11/06/08 What is a Freebie???

Some of you newbies have been asking this very question, and so I think it's time for a recap. No problem too, as once you all know what a freebie is and how to use it, you will undertand and value it's free-ness, as so many of us do. I have actually gotten to the point that I'd filled up all my space on my computer, and had to get an external hard drive to hold everything, so I could still work on my digital projects on my computer!

But I'm getting ahead of myself here~ Let me back up a bit.

Okay~ I want you think of yourself going into a scrapbook store to browse the paper selections they have there. Now, I'd like you to think for a minute on how the paper companies actually design their papers. Well, first off, they need their designers to come up with the patterns and cute flowers and the stripes that end up being the perfect papers for our projects.

But how do the designers actually design, or make, their designs? They start out on their computers. They use a program, such as Photoshop, to combine colors and design patterns and shapes for the papers. Their final designed project ends up as a file that they save on their computer, of a perfectly designed 12 x12 paper.

Then that file is sent to the printers, x-ing out a lot of middle stuff like approvals from the company heads and what not, and the printers download the designers' files, and print them out. The papers are packaged and shipped off to your local scrapbooking stores for all your scrapping needs and pleasure.

Having said all that, let's back up to the part where the designer saves their 12 x 12 project (or 8.5x11 or 8x8 or what not) as a file.

Designers who go independant, or simply who want to get their name and their work out there or otherwise, have a very nifty tool these days. It's called, the internet. On the internet, the world-spread phenonmenon of blogging has become a common, house-hold name, and a regular past-time for...lets just say many, as I don't really have a number here to give you. :) And on one's blog, one can post about, oh, what's been happening at work these days, or what adorable thing their kid did that day, or what political stand they take, or what song they wrote about their dogs, whatever.

My point here is that some very nifty and friendly and good-hearted designers out there are putting some, and in some cases all of their digital projects they've created, up on their blogs for our viewing, as well as for free downloading!

That is where I come in! I simply enjoy browsing the nets in search of...freebies, to post up on my blog....just for the fun of it! I'll tell you here and now that my personal digital scrapbook is feeling quite neglected, because of this addiction I have of searching out all of the fun, free stuff put out there by absolutely *great* designers.

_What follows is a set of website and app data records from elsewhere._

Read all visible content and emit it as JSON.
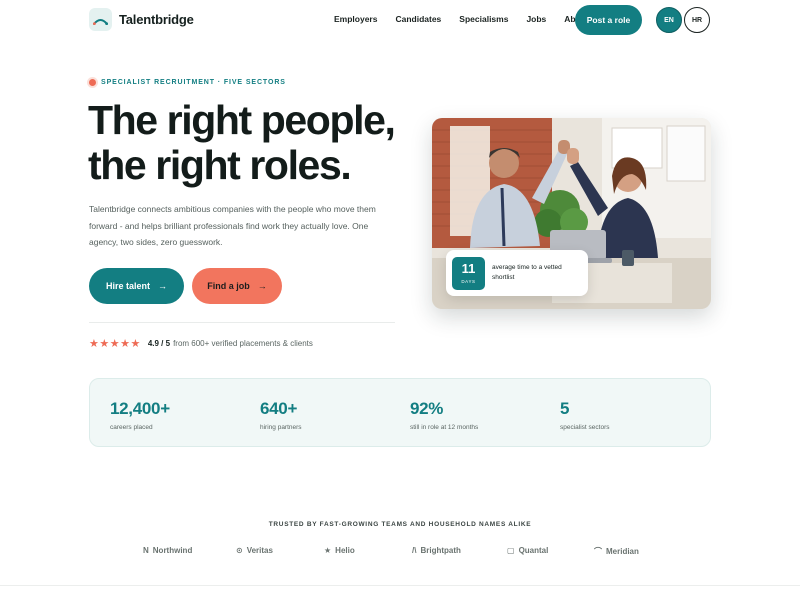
{
  "header": {
    "brand_name": "Talentbridge",
    "logo_icon": "bridge-arc-icon",
    "nav": [
      "Employers",
      "Candidates",
      "Specialisms",
      "Jobs",
      "About"
    ],
    "cta_label": "Post a role",
    "languages": [
      {
        "code": "EN",
        "active": true
      },
      {
        "code": "HR",
        "active": false
      }
    ]
  },
  "hero": {
    "eyebrow": "SPECIALIST RECRUITMENT · FIVE SECTORS",
    "headline_line1": "The right people,",
    "headline_line2": "the right roles.",
    "lead": "Talentbridge connects ambitious companies with the people who move them forward - and helps brilliant professionals find work they actually love. One agency, two sides, zero guesswork.",
    "primary_cta": "Hire talent",
    "secondary_cta": "Find a job",
    "arrow_glyph": "→",
    "rating": {
      "stars": 5,
      "star_glyphs": "★★★★★",
      "score": "4.9 / 5",
      "text": "from 600+ verified placements & clients"
    },
    "photo_badge": {
      "number": "11",
      "unit": "DAYS",
      "text": "average time to a vetted shortlist"
    }
  },
  "stats": [
    {
      "value": "12,400+",
      "label": "careers placed"
    },
    {
      "value": "640+",
      "label": "hiring partners"
    },
    {
      "value": "92%",
      "label": "still in role at 12 months"
    },
    {
      "value": "5",
      "label": "specialist sectors"
    }
  ],
  "trusted": {
    "title": "TRUSTED BY FAST-GROWING TEAMS AND HOUSEHOLD NAMES ALIKE",
    "brands": [
      {
        "name": "Northwind",
        "icon": "n-mark-icon",
        "glyph": "N"
      },
      {
        "name": "Veritas",
        "icon": "circle-check-icon",
        "glyph": "⊙"
      },
      {
        "name": "Helio",
        "icon": "star-icon",
        "glyph": "★"
      },
      {
        "name": "Brightpath",
        "icon": "path-icon",
        "glyph": "/\\"
      },
      {
        "name": "Quantal",
        "icon": "square-icon",
        "glyph": "▢"
      },
      {
        "name": "Meridian",
        "icon": "arc-icon",
        "glyph": "⌒"
      }
    ]
  },
  "colors": {
    "brand_teal": "#137e82",
    "accent_coral": "#f2755e",
    "heading": "#131c1a",
    "stats_bg": "#f1f8f7"
  }
}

So once you come to my blog, see a freebie you like, you can click on it. You will then be sent to the blog of the designer who made that particular freebie, where you will find the link to download it, and then you can unzip it on your computer to then access it for your own *personal* use! (Note: personal use being the key words here. Some designers will offer their products for commercial use for free, but it's not all *that* common, fyi. So I ask that you *please* respect their wishes, as it's also THE LAW, as copywrited materials.)

Now here's the kicker question: Once I've downloaded a freebie, WHAT DO I DO WITH IT?!!!

No worries, my friends! I have the answer!

You'll need some sort of photo editing software, one of which I like and use, is Photoshop, or Photoshop Elements, of which you may be able to download a 30-day free trial, to test it out! Here are some of the links:

Adobe Photoshop Elements 7 for Windows: here

Adobe Photoshop Elements 6 for Macs: here

To find other free Adobe downloads: here

Once you have your editing software, you can then open your freebie in it, and copy and paste your digital papers, elements and alpha's and switch them around with the use of your trusty mosue, just as you would with the traditional, physical versions of papers and elements and so forth.

No mess. Compact. Easy to share. And easy to print!

Now-a-days, you can send your entire, un-assembled album to a printer, like Shutterfly, for example, who will then print it all out for you, and in some cases, even *bind* it for you into an assembled album, book-style!

Very convenient, wouldn't you say?

As far as the cost goes....I really think it evens out. Truely. With traditional scrapbooking, the costs of physical paper, embellies, stickers, adhesives, stamps, inkes, tools and more... it can really add up! Then again, if you go digital, the up-front costs of the acutal products, the files, are quite minimal. But then you've got the cost of your photo editing software that you need in order to do anything with what you've either bought or downloaded for free! And on top of that is the cost of printing it all out. So, ultimately, I figure it's 6's.

That's why I do both! Traditional Scrapbooking as well as Digital Scrapbooking! I know~ I'm penniless!

Thank goodness for FREEBIES!